- Opening Delimiter -
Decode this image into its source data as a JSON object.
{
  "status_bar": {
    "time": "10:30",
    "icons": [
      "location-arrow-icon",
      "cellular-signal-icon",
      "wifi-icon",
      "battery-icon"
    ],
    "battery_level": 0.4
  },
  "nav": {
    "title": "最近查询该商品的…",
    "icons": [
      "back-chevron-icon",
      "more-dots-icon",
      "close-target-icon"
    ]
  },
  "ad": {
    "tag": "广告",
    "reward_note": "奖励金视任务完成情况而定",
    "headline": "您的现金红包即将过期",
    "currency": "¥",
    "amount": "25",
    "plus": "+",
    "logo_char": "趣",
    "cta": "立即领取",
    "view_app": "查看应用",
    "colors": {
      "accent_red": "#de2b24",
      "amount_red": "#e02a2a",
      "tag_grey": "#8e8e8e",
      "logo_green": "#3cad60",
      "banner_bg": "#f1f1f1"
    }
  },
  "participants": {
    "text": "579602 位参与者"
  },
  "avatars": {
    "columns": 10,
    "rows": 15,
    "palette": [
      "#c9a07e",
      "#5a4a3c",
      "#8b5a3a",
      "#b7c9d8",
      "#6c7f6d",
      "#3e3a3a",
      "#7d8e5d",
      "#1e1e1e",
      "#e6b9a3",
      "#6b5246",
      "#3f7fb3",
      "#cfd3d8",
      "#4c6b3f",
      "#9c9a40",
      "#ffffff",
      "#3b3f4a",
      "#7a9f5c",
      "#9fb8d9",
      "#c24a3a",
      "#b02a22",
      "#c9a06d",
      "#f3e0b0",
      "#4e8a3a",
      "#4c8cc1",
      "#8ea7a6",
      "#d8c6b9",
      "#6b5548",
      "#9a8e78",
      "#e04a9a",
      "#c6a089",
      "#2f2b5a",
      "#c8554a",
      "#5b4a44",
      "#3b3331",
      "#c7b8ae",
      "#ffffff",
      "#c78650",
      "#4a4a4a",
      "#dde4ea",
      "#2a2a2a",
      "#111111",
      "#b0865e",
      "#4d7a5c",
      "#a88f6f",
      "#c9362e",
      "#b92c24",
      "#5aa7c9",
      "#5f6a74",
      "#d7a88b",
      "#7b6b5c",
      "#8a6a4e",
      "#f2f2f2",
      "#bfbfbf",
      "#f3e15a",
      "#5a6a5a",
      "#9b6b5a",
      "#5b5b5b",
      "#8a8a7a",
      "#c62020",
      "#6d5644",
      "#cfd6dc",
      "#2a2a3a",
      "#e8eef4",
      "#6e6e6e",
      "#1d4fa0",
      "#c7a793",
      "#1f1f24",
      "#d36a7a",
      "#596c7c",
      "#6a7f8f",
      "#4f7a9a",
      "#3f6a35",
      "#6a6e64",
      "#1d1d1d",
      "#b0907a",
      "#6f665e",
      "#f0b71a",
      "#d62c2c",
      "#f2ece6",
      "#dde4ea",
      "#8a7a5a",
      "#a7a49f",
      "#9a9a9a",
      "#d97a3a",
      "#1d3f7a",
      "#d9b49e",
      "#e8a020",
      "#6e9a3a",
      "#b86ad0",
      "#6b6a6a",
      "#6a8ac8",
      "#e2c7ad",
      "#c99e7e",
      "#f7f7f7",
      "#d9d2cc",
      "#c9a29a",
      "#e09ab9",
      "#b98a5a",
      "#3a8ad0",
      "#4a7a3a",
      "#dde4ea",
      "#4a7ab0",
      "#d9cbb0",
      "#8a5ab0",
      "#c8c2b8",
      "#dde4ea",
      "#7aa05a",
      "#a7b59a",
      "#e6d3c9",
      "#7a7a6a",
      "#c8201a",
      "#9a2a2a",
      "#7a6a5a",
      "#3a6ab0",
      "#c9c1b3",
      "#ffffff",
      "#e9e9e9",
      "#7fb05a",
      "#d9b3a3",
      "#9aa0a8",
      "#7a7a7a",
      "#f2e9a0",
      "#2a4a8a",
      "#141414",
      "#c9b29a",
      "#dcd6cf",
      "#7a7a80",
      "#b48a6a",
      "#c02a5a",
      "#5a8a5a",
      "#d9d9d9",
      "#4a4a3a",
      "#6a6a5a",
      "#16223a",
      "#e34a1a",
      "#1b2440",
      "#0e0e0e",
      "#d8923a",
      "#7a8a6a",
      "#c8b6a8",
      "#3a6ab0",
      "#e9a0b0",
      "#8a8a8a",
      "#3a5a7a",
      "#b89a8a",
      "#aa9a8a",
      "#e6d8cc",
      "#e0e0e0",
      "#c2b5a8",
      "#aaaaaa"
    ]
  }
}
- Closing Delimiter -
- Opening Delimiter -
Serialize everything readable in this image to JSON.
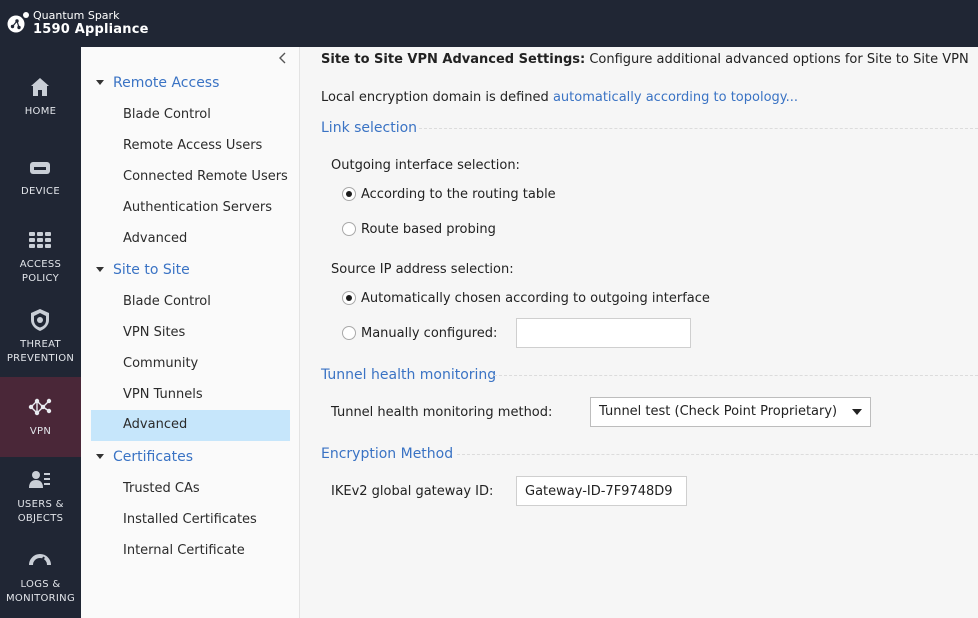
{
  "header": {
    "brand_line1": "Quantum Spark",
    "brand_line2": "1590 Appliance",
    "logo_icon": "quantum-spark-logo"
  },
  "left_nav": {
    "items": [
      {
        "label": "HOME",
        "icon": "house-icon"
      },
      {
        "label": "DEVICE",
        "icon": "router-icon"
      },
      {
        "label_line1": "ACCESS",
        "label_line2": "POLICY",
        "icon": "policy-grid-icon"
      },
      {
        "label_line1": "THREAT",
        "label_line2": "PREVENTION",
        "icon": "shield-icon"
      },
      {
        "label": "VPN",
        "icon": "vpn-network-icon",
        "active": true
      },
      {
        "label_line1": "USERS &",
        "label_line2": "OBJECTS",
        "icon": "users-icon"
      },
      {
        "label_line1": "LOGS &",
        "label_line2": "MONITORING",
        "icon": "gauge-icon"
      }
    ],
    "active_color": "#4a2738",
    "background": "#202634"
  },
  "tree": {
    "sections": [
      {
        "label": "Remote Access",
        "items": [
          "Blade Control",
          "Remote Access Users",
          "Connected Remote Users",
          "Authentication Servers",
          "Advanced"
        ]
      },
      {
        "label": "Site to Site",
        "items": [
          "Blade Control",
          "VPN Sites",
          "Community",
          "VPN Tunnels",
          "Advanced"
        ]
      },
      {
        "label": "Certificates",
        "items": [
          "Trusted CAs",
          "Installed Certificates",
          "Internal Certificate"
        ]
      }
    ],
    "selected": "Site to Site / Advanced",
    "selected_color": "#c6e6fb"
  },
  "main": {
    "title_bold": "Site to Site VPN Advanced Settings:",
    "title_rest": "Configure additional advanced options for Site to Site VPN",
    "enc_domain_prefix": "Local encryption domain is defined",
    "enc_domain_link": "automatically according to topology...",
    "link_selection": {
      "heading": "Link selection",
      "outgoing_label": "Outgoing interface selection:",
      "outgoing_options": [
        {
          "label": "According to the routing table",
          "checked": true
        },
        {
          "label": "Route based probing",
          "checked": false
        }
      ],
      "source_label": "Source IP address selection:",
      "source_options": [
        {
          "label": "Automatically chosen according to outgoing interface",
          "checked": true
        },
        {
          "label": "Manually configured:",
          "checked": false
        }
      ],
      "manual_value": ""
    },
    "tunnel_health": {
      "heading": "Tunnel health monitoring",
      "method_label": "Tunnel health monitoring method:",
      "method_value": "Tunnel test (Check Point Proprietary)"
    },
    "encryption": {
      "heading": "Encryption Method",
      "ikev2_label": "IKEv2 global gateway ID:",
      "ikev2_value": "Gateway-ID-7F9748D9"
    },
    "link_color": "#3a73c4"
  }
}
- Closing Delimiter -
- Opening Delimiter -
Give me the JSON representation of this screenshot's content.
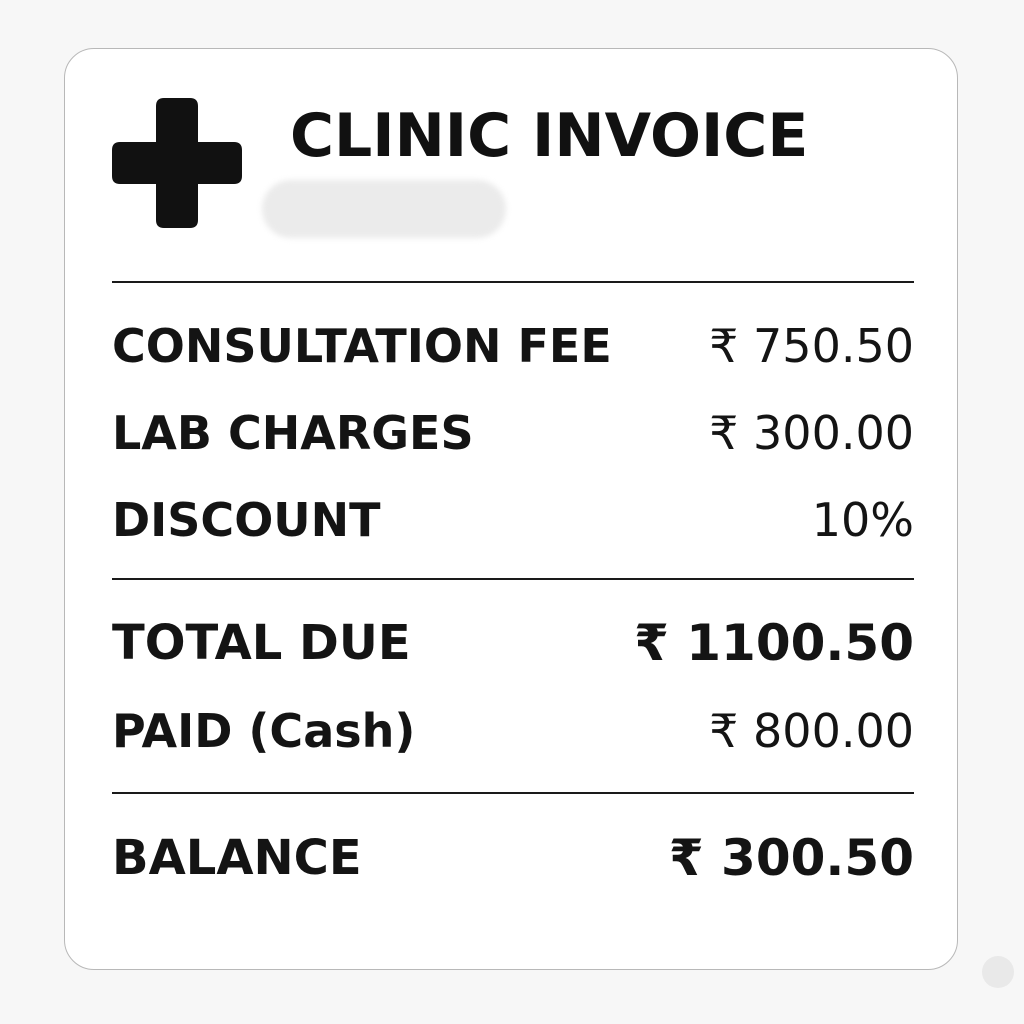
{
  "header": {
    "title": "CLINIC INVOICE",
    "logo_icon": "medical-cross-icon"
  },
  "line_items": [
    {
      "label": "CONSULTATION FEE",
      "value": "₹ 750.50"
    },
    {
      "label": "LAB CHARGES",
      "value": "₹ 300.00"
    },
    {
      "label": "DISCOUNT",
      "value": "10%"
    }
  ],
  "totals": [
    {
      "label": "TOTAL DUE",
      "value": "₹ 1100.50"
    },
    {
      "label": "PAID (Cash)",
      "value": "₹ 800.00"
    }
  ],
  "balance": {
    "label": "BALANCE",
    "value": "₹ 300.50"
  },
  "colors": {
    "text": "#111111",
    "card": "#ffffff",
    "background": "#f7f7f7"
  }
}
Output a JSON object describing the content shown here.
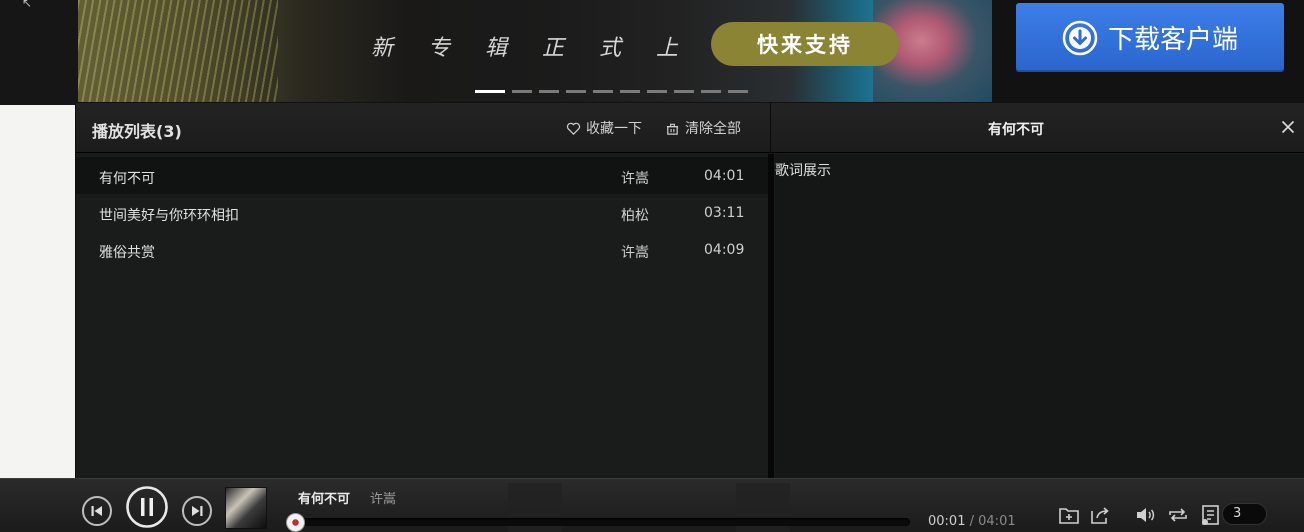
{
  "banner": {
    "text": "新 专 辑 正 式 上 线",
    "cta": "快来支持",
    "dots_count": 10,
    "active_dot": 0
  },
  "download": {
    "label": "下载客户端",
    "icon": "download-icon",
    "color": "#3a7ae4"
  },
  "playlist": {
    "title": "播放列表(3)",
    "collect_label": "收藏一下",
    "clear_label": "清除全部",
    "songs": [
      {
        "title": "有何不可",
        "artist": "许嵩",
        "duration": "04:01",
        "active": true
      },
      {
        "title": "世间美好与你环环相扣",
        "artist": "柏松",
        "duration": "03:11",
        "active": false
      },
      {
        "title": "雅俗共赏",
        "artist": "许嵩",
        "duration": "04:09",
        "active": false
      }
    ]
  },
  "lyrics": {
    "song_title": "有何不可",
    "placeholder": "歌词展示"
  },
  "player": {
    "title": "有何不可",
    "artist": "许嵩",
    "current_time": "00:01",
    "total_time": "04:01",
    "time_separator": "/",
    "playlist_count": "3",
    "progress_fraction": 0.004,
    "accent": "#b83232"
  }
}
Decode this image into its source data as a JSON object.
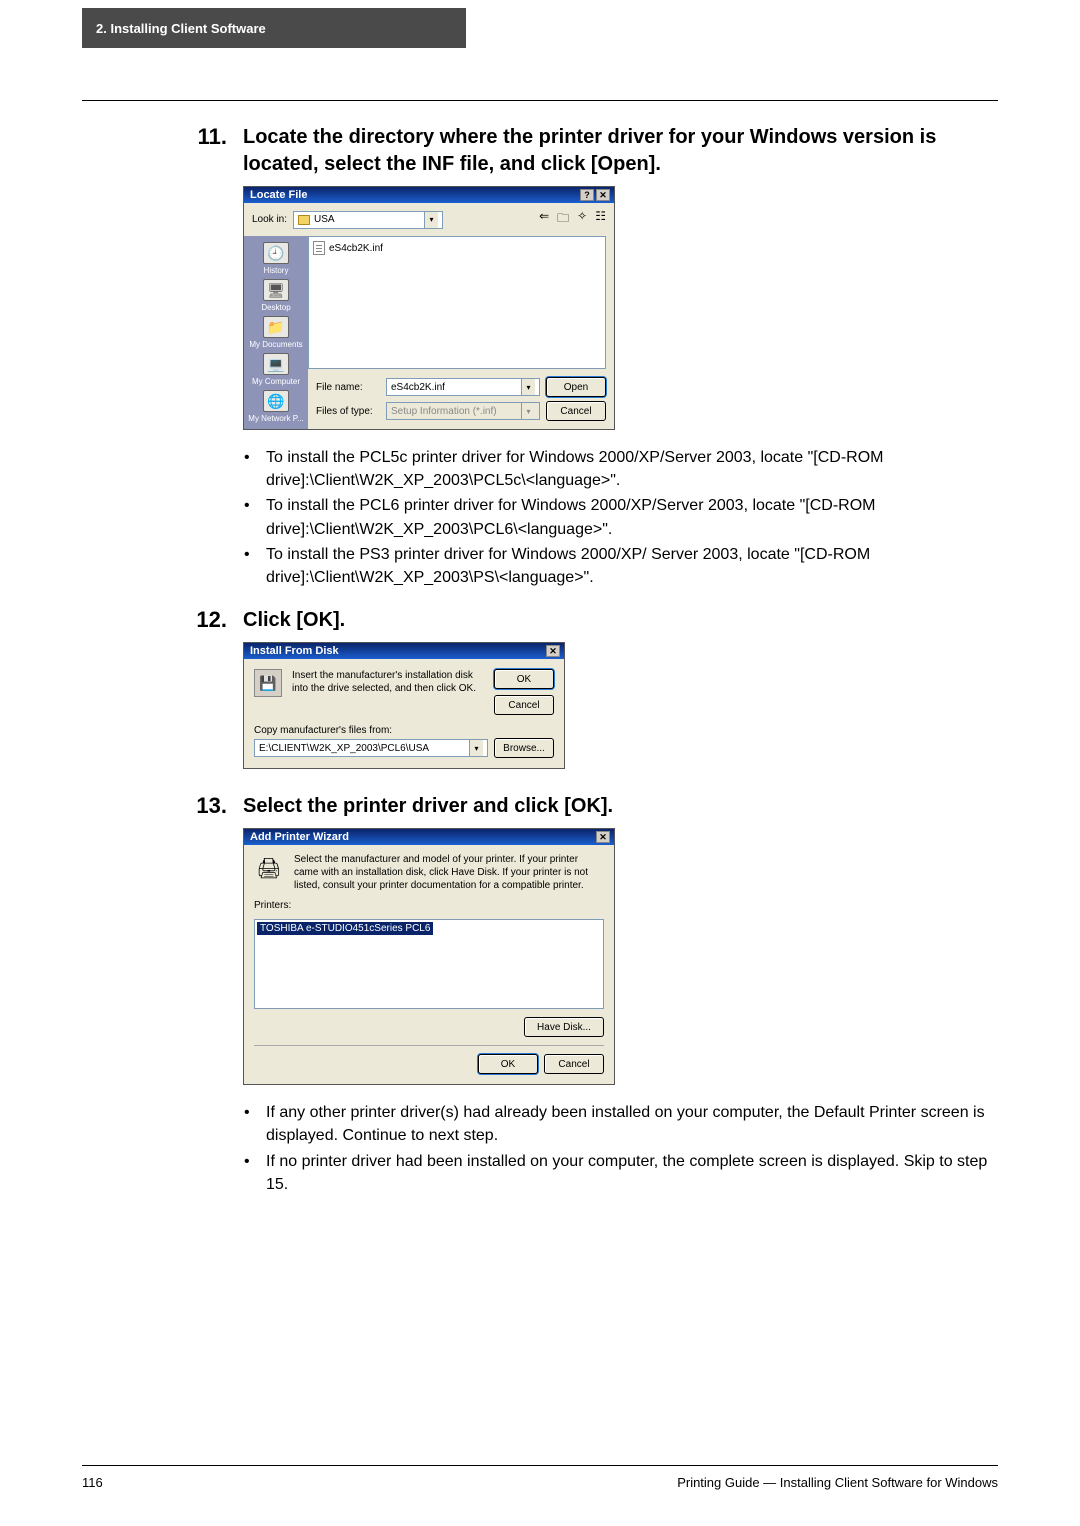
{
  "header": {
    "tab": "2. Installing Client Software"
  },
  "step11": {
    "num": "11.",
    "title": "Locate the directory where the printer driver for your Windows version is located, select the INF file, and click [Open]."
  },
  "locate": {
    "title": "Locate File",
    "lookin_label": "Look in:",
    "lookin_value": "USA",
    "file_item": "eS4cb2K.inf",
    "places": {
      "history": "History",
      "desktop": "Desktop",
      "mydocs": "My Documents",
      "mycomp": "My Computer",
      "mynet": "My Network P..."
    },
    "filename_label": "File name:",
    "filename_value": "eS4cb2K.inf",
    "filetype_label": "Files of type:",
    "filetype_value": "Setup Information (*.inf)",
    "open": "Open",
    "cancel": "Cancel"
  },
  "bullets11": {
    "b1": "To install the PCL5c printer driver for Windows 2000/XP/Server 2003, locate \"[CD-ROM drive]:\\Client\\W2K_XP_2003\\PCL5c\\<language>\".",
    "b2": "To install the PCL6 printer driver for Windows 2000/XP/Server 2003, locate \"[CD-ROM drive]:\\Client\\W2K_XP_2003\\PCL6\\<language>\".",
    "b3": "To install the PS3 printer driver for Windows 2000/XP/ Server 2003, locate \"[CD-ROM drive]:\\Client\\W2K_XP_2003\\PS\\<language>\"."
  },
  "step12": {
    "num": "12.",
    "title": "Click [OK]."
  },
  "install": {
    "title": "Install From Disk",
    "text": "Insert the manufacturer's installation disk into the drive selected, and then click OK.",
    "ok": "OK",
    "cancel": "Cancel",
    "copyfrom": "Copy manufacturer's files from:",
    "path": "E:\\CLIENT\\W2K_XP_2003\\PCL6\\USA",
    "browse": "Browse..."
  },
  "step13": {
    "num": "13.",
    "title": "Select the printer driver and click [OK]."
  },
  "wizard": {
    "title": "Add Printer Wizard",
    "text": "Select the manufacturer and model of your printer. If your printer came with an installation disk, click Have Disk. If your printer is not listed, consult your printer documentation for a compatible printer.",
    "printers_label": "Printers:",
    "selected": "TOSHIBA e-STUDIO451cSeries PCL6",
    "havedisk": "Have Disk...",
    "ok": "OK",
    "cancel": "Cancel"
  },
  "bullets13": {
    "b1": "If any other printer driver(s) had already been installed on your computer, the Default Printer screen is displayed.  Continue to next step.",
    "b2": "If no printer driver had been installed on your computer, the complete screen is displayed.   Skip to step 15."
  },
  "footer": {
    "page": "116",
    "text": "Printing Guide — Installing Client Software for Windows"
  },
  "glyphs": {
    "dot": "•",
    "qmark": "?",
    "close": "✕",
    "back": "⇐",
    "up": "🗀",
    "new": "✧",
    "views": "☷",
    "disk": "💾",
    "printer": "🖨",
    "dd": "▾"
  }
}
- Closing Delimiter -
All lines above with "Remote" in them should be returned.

        "label": "Remote Access",
          "Remote Access Users",
          "Connected Remote Users",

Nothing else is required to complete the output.